Type out each entry exactly.

Entries from a dataset of interfaces:
===

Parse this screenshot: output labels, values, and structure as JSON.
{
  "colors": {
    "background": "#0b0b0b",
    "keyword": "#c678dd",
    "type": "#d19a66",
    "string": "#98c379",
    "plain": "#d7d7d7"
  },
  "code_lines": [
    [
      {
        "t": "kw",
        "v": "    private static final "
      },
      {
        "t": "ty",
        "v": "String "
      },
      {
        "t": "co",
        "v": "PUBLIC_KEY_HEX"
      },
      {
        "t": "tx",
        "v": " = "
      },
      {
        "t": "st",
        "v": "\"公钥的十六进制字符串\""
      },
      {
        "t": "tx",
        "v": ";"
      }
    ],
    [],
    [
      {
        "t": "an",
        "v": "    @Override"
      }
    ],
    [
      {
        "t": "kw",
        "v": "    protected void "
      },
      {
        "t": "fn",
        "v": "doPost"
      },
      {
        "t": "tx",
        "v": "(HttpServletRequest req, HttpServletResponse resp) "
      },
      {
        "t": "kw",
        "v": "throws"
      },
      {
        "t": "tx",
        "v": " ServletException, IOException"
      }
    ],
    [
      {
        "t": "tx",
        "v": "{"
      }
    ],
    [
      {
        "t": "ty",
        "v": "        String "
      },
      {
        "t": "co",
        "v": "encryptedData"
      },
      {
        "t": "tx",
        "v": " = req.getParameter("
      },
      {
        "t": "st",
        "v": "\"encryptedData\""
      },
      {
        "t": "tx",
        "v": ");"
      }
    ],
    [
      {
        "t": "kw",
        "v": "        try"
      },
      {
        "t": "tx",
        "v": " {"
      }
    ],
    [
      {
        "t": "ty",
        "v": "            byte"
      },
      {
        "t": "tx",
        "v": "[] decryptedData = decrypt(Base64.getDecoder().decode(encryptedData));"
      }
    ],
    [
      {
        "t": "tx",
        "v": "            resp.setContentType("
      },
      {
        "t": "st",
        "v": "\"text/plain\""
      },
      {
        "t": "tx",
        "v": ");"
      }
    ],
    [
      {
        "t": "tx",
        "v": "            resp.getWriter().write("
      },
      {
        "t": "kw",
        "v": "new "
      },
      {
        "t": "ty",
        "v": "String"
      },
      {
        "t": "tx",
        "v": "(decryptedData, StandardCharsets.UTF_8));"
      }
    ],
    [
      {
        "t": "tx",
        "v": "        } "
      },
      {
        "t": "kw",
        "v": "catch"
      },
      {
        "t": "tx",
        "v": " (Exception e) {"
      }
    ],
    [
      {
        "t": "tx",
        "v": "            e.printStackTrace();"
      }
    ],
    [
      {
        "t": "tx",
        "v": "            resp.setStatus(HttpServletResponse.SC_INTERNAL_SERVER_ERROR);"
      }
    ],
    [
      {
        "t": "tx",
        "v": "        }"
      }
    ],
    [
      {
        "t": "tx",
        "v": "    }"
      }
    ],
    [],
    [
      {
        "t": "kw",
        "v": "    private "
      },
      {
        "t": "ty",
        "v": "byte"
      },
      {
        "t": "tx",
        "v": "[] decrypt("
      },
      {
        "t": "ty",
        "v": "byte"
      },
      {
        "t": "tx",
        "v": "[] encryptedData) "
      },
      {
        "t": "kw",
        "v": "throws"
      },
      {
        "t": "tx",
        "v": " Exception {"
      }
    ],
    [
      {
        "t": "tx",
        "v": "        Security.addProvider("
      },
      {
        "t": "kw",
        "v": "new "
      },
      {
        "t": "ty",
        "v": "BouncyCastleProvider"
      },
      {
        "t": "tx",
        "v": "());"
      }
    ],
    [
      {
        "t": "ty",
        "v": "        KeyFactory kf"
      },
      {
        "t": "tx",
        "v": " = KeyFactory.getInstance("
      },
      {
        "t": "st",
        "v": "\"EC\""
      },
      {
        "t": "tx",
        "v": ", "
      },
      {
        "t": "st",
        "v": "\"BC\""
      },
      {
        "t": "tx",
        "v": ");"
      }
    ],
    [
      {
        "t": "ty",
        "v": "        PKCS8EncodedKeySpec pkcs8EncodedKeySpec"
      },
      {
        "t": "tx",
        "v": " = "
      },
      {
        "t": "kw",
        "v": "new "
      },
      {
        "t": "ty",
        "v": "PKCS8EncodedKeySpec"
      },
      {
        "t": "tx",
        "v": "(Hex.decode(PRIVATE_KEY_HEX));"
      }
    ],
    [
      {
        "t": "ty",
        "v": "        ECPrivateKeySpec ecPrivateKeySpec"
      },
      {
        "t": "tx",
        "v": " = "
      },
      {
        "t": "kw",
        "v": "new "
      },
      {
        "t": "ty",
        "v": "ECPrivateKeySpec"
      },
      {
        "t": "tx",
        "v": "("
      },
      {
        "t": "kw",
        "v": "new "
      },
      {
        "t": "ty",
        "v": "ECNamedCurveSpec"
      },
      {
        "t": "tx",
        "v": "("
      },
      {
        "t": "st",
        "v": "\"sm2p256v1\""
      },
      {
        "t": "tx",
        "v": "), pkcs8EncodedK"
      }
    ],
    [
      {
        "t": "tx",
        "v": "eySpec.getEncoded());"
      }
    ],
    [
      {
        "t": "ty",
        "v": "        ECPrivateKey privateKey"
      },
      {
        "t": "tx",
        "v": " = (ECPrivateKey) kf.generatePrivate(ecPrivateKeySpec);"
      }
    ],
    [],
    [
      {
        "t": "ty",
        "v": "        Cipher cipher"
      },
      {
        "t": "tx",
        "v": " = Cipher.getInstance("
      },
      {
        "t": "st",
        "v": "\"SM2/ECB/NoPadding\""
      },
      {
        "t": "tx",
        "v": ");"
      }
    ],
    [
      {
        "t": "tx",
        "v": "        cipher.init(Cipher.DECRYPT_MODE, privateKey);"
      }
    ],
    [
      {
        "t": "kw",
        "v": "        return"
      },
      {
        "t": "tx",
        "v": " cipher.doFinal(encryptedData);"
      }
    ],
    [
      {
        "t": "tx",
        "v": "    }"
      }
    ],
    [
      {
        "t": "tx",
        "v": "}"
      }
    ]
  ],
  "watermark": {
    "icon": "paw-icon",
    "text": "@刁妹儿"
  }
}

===

» Problem solution:
Parse this screenshot: output labels, values, and structure as JSON.
{
  "colors": {
    "background": "#0b0b0b",
    "keyword": "#c678dd",
    "type": "#d19a66",
    "string": "#98c379",
    "plain": "#d7d7d7"
  },
  "code_lines": [
    [
      {
        "t": "kw",
        "v": "    private static final "
      },
      {
        "t": "ty",
        "v": "String "
      },
      {
        "t": "co",
        "v": "PUBLIC_KEY_HEX"
      },
      {
        "t": "tx",
        "v": " = "
      },
      {
        "t": "st",
        "v": "\"公钥的十六进制字符串\""
      },
      {
        "t": "tx",
        "v": ";"
      }
    ],
    [],
    [
      {
        "t": "an",
        "v": "    @Override"
      }
    ],
    [
      {
        "t": "kw",
        "v": "    protected void "
      },
      {
        "t": "fn",
        "v": "doPost"
      },
      {
        "t": "tx",
        "v": "(HttpServletRequest req, HttpServletResponse resp) "
      },
      {
        "t": "kw",
        "v": "throws"
      },
      {
        "t": "tx",
        "v": " ServletException, IOException"
      }
    ],
    [
      {
        "t": "tx",
        "v": "{"
      }
    ],
    [
      {
        "t": "ty",
        "v": "        String "
      },
      {
        "t": "co",
        "v": "encryptedData"
      },
      {
        "t": "tx",
        "v": " = req.getParameter("
      },
      {
        "t": "st",
        "v": "\"encryptedData\""
      },
      {
        "t": "tx",
        "v": ");"
      }
    ],
    [
      {
        "t": "kw",
        "v": "        try"
      },
      {
        "t": "tx",
        "v": " {"
      }
    ],
    [
      {
        "t": "ty",
        "v": "            byte"
      },
      {
        "t": "tx",
        "v": "[] decryptedData = decrypt(Base64.getDecoder().decode(encryptedData));"
      }
    ],
    [
      {
        "t": "tx",
        "v": "            resp.setContentType("
      },
      {
        "t": "st",
        "v": "\"text/plain\""
      },
      {
        "t": "tx",
        "v": ");"
      }
    ],
    [
      {
        "t": "tx",
        "v": "            resp.getWriter().write("
      },
      {
        "t": "kw",
        "v": "new "
      },
      {
        "t": "ty",
        "v": "String"
      },
      {
        "t": "tx",
        "v": "(decryptedData, StandardCharsets.UTF_8));"
      }
    ],
    [
      {
        "t": "tx",
        "v": "        } "
      },
      {
        "t": "kw",
        "v": "catch"
      },
      {
        "t": "tx",
        "v": " (Exception e) {"
      }
    ],
    [
      {
        "t": "tx",
        "v": "            e.printStackTrace();"
      }
    ],
    [
      {
        "t": "tx",
        "v": "            resp.setStatus(HttpServletResponse.SC_INTERNAL_SERVER_ERROR);"
      }
    ],
    [
      {
        "t": "tx",
        "v": "        }"
      }
    ],
    [
      {
        "t": "tx",
        "v": "    }"
      }
    ],
    [],
    [
      {
        "t": "kw",
        "v": "    private "
      },
      {
        "t": "ty",
        "v": "byte"
      },
      {
        "t": "tx",
        "v": "[] decrypt("
      },
      {
        "t": "ty",
        "v": "byte"
      },
      {
        "t": "tx",
        "v": "[] encryptedData) "
      },
      {
        "t": "kw",
        "v": "throws"
      },
      {
        "t": "tx",
        "v": " Exception {"
      }
    ],
    [
      {
        "t": "tx",
        "v": "        Security.addProvider("
      },
      {
        "t": "kw",
        "v": "new "
      },
      {
        "t": "ty",
        "v": "BouncyCastleProvider"
      },
      {
        "t": "tx",
        "v": "());"
      }
    ],
    [
      {
        "t": "ty",
        "v": "        KeyFactory kf"
      },
      {
        "t": "tx",
        "v": " = KeyFactory.getInstance("
      },
      {
        "t": "st",
        "v": "\"EC\""
      },
      {
        "t": "tx",
        "v": ", "
      },
      {
        "t": "st",
        "v": "\"BC\""
      },
      {
        "t": "tx",
        "v": ");"
      }
    ],
    [
      {
        "t": "ty",
        "v": "        PKCS8EncodedKeySpec pkcs8EncodedKeySpec"
      },
      {
        "t": "tx",
        "v": " = "
      },
      {
        "t": "kw",
        "v": "new "
      },
      {
        "t": "ty",
        "v": "PKCS8EncodedKeySpec"
      },
      {
        "t": "tx",
        "v": "(Hex.decode(PRIVATE_KEY_HEX));"
      }
    ],
    [
      {
        "t": "ty",
        "v": "        ECPrivateKeySpec ecPrivateKeySpec"
      },
      {
        "t": "tx",
        "v": " = "
      },
      {
        "t": "kw",
        "v": "new "
      },
      {
        "t": "ty",
        "v": "ECPrivateKeySpec"
      },
      {
        "t": "tx",
        "v": "("
      },
      {
        "t": "kw",
        "v": "new "
      },
      {
        "t": "ty",
        "v": "ECNamedCurveSpec"
      },
      {
        "t": "tx",
        "v": "("
      },
      {
        "t": "st",
        "v": "\"sm2p256v1\""
      },
      {
        "t": "tx",
        "v": "), pkcs8EncodedK"
      }
    ],
    [
      {
        "t": "tx",
        "v": "eySpec.getEncoded());"
      }
    ],
    [
      {
        "t": "ty",
        "v": "        ECPrivateKey privateKey"
      },
      {
        "t": "tx",
        "v": " = (ECPrivateKey) kf.generatePrivate(ecPrivateKeySpec);"
      }
    ],
    [],
    [
      {
        "t": "ty",
        "v": "        Cipher cipher"
      },
      {
        "t": "tx",
        "v": " = Cipher.getInstance("
      },
      {
        "t": "st",
        "v": "\"SM2/ECB/NoPadding\""
      },
      {
        "t": "tx",
        "v": ");"
      }
    ],
    [
      {
        "t": "tx",
        "v": "        cipher.init(Cipher.DECRYPT_MODE, privateKey);"
      }
    ],
    [
      {
        "t": "kw",
        "v": "        return"
      },
      {
        "t": "tx",
        "v": " cipher.doFinal(encryptedData);"
      }
    ],
    [
      {
        "t": "tx",
        "v": "    }"
      }
    ],
    [
      {
        "t": "tx",
        "v": "}"
      }
    ]
  ],
  "watermark": {
    "icon": "paw-icon",
    "text": "@刁妹儿"
  }
}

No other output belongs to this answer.